• _Assigned task_: If a line of the records contains the string "Depth", copy it out.

(Dataset rows describing interfaces)

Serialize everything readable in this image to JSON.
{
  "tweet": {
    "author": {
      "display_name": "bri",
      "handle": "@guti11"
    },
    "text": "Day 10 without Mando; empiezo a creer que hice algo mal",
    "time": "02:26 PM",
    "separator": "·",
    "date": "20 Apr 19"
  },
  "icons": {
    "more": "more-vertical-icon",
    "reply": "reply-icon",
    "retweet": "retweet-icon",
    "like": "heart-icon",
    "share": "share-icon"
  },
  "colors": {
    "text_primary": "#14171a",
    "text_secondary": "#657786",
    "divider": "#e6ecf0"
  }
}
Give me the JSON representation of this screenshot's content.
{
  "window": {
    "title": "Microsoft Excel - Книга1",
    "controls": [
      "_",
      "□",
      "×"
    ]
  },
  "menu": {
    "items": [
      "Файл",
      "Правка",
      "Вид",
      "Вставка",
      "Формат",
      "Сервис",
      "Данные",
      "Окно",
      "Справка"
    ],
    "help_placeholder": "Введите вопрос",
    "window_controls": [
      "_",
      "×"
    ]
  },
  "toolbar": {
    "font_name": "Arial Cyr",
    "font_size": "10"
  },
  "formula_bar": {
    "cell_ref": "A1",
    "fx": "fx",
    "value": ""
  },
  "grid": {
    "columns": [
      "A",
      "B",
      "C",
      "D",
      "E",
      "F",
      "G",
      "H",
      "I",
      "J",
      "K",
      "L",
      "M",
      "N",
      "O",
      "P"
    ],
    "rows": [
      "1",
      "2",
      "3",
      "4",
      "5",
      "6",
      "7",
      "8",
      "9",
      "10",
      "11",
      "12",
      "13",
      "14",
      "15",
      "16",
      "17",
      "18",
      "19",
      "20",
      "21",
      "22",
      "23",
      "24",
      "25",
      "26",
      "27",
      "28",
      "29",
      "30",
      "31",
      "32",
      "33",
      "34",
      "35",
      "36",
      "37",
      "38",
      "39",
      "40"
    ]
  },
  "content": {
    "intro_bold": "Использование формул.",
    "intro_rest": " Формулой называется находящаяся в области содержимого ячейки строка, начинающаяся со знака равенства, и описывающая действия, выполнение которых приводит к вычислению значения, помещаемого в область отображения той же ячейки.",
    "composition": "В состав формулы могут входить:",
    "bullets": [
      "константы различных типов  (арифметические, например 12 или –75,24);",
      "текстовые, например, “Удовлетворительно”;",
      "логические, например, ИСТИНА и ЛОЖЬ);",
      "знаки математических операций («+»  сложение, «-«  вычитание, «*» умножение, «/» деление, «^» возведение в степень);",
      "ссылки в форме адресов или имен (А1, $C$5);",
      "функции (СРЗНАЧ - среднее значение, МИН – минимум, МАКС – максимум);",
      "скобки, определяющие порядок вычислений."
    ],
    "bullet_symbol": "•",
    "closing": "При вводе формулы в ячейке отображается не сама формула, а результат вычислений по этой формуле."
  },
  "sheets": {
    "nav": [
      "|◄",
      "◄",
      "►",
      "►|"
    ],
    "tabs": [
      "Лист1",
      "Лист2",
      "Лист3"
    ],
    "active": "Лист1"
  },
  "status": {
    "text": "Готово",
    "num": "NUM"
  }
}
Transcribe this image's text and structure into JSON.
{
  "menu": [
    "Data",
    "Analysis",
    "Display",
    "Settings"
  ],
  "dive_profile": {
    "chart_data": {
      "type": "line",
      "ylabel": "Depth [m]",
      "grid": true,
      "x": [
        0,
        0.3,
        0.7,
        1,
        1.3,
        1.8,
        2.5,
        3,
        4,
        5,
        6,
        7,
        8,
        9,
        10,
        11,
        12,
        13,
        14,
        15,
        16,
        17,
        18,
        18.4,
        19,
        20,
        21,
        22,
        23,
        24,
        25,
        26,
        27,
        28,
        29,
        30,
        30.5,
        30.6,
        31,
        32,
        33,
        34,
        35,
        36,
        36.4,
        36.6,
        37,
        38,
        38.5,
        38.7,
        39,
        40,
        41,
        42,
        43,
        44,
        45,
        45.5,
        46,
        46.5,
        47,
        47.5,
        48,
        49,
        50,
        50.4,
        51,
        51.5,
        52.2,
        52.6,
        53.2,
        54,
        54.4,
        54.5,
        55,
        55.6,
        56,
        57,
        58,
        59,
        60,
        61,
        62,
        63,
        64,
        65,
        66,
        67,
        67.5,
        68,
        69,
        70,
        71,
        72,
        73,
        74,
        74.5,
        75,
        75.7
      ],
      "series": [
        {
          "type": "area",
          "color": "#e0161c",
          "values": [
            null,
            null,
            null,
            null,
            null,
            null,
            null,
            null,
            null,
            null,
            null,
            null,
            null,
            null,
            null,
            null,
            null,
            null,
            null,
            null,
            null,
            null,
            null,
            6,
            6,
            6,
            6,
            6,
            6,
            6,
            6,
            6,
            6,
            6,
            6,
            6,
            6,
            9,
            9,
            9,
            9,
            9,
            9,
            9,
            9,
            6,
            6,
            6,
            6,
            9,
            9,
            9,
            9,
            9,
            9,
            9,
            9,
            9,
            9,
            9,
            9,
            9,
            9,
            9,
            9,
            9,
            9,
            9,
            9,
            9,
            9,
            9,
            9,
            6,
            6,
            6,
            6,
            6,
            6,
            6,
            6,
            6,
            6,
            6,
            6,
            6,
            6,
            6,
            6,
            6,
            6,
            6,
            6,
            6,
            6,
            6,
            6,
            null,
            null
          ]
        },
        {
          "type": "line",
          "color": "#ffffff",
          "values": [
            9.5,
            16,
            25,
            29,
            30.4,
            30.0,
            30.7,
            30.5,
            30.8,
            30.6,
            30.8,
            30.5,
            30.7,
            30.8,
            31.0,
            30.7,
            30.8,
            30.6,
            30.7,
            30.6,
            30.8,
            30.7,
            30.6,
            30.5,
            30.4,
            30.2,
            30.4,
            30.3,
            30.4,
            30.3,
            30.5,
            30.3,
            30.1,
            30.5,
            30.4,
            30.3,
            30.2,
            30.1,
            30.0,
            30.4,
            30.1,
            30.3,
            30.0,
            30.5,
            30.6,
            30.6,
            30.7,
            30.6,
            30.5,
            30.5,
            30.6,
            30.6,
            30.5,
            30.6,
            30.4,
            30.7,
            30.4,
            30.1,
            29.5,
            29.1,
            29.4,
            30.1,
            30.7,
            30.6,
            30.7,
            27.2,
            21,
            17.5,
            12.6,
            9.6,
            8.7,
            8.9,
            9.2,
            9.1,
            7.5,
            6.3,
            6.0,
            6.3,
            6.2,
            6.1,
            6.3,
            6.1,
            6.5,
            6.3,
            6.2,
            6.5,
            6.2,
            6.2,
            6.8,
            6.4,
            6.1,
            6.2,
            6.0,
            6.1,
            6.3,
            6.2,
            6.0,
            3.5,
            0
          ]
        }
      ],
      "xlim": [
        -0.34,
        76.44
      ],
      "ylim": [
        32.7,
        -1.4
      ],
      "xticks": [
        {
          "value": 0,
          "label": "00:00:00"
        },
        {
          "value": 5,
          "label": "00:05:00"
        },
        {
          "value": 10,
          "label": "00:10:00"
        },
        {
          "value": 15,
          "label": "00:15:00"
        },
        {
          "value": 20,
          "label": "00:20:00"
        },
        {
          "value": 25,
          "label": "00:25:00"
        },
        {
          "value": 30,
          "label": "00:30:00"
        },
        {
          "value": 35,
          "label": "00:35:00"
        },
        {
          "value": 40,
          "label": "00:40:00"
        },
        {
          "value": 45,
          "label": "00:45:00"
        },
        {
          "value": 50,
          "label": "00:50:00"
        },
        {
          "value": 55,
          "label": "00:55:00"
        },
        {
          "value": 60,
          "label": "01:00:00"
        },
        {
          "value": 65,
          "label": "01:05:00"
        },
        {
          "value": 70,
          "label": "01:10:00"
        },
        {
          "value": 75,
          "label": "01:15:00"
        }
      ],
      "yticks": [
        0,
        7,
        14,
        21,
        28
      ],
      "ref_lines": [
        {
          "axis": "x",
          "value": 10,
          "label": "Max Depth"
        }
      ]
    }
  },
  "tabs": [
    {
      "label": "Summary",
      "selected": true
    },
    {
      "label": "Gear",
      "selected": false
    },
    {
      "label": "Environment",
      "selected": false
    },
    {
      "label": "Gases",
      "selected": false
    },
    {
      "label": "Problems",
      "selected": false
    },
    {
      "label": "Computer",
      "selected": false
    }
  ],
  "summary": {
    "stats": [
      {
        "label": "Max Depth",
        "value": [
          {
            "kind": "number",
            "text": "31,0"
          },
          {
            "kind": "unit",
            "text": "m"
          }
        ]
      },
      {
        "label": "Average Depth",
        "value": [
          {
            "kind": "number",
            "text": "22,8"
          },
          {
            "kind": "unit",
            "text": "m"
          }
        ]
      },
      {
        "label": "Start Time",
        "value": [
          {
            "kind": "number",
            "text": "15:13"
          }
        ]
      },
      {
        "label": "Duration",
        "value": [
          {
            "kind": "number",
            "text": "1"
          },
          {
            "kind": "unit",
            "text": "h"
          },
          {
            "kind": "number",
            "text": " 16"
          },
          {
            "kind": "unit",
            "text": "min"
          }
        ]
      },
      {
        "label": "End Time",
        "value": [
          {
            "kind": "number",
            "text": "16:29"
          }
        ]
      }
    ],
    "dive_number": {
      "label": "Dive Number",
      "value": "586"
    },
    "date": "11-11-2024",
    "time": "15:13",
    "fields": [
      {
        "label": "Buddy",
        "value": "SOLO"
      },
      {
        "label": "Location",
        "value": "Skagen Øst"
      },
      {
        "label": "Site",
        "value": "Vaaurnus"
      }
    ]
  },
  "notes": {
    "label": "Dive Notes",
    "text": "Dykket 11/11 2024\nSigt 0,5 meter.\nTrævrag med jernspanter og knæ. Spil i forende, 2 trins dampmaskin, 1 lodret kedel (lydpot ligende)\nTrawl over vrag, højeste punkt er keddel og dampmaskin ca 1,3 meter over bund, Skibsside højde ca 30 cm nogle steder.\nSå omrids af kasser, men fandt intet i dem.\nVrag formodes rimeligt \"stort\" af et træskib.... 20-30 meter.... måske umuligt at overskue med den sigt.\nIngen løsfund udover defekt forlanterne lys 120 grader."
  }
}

• _Output for this task_:
      "ylabel": "Depth [m]",
          "label": "Max Depth"
        "label": "Max Depth",
        "label": "Average Depth",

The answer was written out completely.